Data for this exercise:
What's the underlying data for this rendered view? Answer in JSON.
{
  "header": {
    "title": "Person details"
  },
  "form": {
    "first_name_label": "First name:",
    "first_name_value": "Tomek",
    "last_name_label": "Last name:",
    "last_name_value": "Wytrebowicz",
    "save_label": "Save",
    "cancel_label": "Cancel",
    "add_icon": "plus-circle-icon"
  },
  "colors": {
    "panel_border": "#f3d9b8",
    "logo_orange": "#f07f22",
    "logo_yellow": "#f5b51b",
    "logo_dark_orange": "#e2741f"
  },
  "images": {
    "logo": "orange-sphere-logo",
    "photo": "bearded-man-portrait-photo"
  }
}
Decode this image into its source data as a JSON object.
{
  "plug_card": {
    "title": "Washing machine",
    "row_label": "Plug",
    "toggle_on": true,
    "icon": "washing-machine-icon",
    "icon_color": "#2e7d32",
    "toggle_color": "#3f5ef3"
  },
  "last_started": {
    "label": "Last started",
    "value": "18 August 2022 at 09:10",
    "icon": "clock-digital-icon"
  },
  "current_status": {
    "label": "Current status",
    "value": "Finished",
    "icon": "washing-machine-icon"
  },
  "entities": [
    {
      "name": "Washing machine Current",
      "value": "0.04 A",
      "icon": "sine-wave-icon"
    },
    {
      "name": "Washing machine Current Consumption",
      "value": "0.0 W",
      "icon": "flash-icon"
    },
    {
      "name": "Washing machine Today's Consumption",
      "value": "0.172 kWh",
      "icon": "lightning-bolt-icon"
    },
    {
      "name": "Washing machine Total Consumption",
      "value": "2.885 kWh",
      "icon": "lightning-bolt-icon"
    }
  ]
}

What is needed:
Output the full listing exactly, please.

Response box:
What's the underlying data for this rendered view? Answer in JSON.
{
  "header": {
    "title": "Person details"
  },
  "form": {
    "first_name_label": "First name:",
    "first_name_value": "Tomek",
    "last_name_label": "Last name:",
    "last_name_value": "Wytrebowicz",
    "save_label": "Save",
    "cancel_label": "Cancel",
    "add_icon": "plus-circle-icon"
  },
  "colors": {
    "panel_border": "#f3d9b8",
    "logo_orange": "#f07f22",
    "logo_yellow": "#f5b51b",
    "logo_dark_orange": "#e2741f"
  },
  "images": {
    "logo": "orange-sphere-logo",
    "photo": "bearded-man-portrait-photo"
  }
}
Decode this image into its source data as a JSON object.
{
  "plug_card": {
    "title": "Washing machine",
    "row_label": "Plug",
    "toggle_on": true,
    "icon": "washing-machine-icon",
    "icon_color": "#2e7d32",
    "toggle_color": "#3f5ef3"
  },
  "last_started": {
    "label": "Last started",
    "value": "18 August 2022 at 09:10",
    "icon": "clock-digital-icon"
  },
  "current_status": {
    "label": "Current status",
    "value": "Finished",
    "icon": "washing-machine-icon"
  },
  "entities": [
    {
      "name": "Washing machine Current",
      "value": "0.04 A",
      "icon": "sine-wave-icon"
    },
    {
      "name": "Washing machine Current Consumption",
      "value": "0.0 W",
      "icon": "flash-icon"
    },
    {
      "name": "Washing machine Today's Consumption",
      "value": "0.172 kWh",
      "icon": "lightning-bolt-icon"
    },
    {
      "name": "Washing machine Total Consumption",
      "value": "2.885 kWh",
      "icon": "lightning-bolt-icon"
    }
  ]
}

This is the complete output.